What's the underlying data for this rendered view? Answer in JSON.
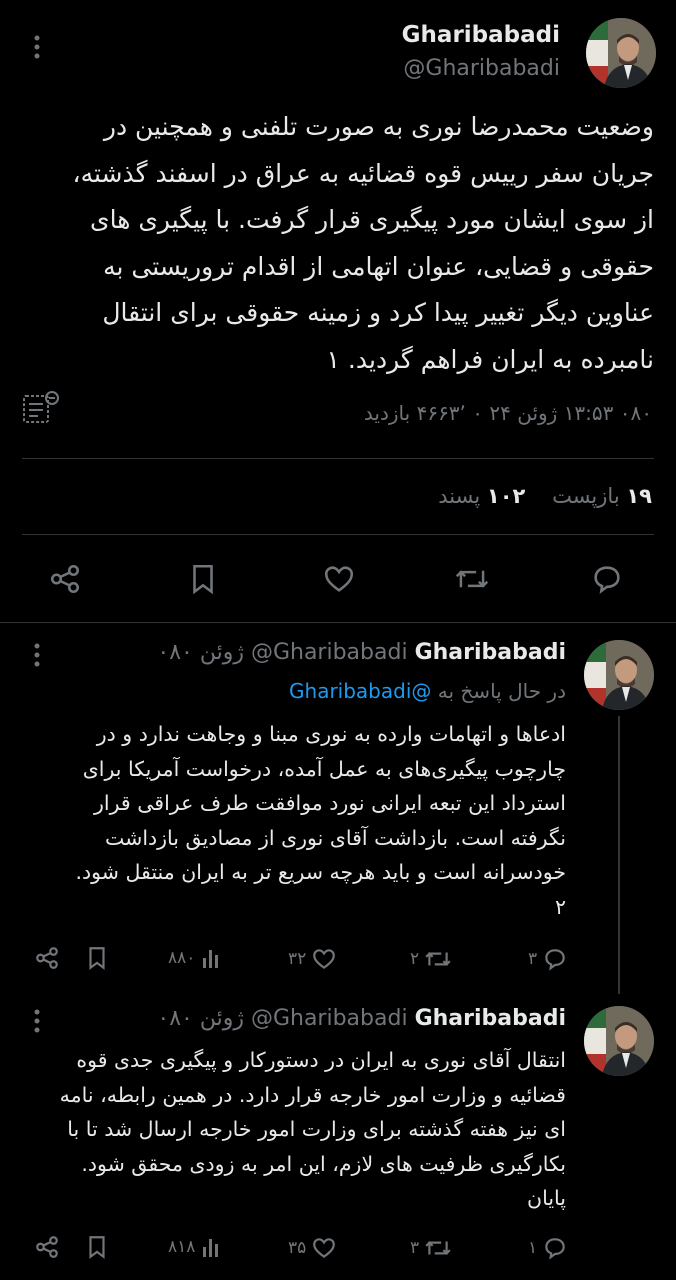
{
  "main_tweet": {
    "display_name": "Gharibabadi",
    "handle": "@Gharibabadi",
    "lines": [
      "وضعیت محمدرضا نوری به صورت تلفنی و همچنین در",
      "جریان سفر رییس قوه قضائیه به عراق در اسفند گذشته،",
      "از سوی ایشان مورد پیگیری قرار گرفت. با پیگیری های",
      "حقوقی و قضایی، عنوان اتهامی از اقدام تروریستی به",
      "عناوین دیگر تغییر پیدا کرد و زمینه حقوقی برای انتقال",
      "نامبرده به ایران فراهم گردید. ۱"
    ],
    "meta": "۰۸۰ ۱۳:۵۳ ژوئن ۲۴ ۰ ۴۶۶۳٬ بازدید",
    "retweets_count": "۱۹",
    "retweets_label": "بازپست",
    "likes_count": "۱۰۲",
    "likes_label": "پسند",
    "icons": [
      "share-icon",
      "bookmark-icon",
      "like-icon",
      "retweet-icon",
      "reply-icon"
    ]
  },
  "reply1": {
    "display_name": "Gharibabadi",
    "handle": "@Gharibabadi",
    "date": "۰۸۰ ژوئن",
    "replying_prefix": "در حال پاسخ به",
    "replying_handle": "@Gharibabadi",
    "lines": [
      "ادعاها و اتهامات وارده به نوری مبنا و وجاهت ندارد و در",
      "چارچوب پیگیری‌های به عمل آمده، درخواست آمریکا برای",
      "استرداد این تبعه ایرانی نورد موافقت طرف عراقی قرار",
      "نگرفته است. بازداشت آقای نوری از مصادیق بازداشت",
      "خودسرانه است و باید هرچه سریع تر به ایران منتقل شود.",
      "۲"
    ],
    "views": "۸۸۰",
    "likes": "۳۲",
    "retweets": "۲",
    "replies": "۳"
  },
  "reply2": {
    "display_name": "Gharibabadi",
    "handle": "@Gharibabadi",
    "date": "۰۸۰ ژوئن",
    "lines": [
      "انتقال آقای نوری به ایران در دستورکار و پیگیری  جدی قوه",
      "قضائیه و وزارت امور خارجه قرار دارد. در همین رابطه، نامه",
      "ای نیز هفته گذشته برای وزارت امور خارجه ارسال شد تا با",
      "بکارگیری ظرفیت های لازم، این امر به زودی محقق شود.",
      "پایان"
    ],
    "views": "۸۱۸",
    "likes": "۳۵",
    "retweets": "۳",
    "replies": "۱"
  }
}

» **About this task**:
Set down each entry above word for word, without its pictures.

» **Answer section**:
What's the underlying data for this rendered view? Answer in JSON.
{
  "main_tweet": {
    "display_name": "Gharibabadi",
    "handle": "@Gharibabadi",
    "lines": [
      "وضعیت محمدرضا نوری به صورت تلفنی و همچنین در",
      "جریان سفر رییس قوه قضائیه به عراق در اسفند گذشته،",
      "از سوی ایشان مورد پیگیری قرار گرفت. با پیگیری های",
      "حقوقی و قضایی، عنوان اتهامی از اقدام تروریستی به",
      "عناوین دیگر تغییر پیدا کرد و زمینه حقوقی برای انتقال",
      "نامبرده به ایران فراهم گردید. ۱"
    ],
    "meta": "۰۸۰ ۱۳:۵۳ ژوئن ۲۴ ۰ ۴۶۶۳٬ بازدید",
    "retweets_count": "۱۹",
    "retweets_label": "بازپست",
    "likes_count": "۱۰۲",
    "likes_label": "پسند",
    "icons": [
      "share-icon",
      "bookmark-icon",
      "like-icon",
      "retweet-icon",
      "reply-icon"
    ]
  },
  "reply1": {
    "display_name": "Gharibabadi",
    "handle": "@Gharibabadi",
    "date": "۰۸۰ ژوئن",
    "replying_prefix": "در حال پاسخ به",
    "replying_handle": "@Gharibabadi",
    "lines": [
      "ادعاها و اتهامات وارده به نوری مبنا و وجاهت ندارد و در",
      "چارچوب پیگیری‌های به عمل آمده، درخواست آمریکا برای",
      "استرداد این تبعه ایرانی نورد موافقت طرف عراقی قرار",
      "نگرفته است. بازداشت آقای نوری از مصادیق بازداشت",
      "خودسرانه است و باید هرچه سریع تر به ایران منتقل شود.",
      "۲"
    ],
    "views": "۸۸۰",
    "likes": "۳۲",
    "retweets": "۲",
    "replies": "۳"
  },
  "reply2": {
    "display_name": "Gharibabadi",
    "handle": "@Gharibabadi",
    "date": "۰۸۰ ژوئن",
    "lines": [
      "انتقال آقای نوری به ایران در دستورکار و پیگیری  جدی قوه",
      "قضائیه و وزارت امور خارجه قرار دارد. در همین رابطه، نامه",
      "ای نیز هفته گذشته برای وزارت امور خارجه ارسال شد تا با",
      "بکارگیری ظرفیت های لازم، این امر به زودی محقق شود.",
      "پایان"
    ],
    "views": "۸۱۸",
    "likes": "۳۵",
    "retweets": "۳",
    "replies": "۱"
  }
}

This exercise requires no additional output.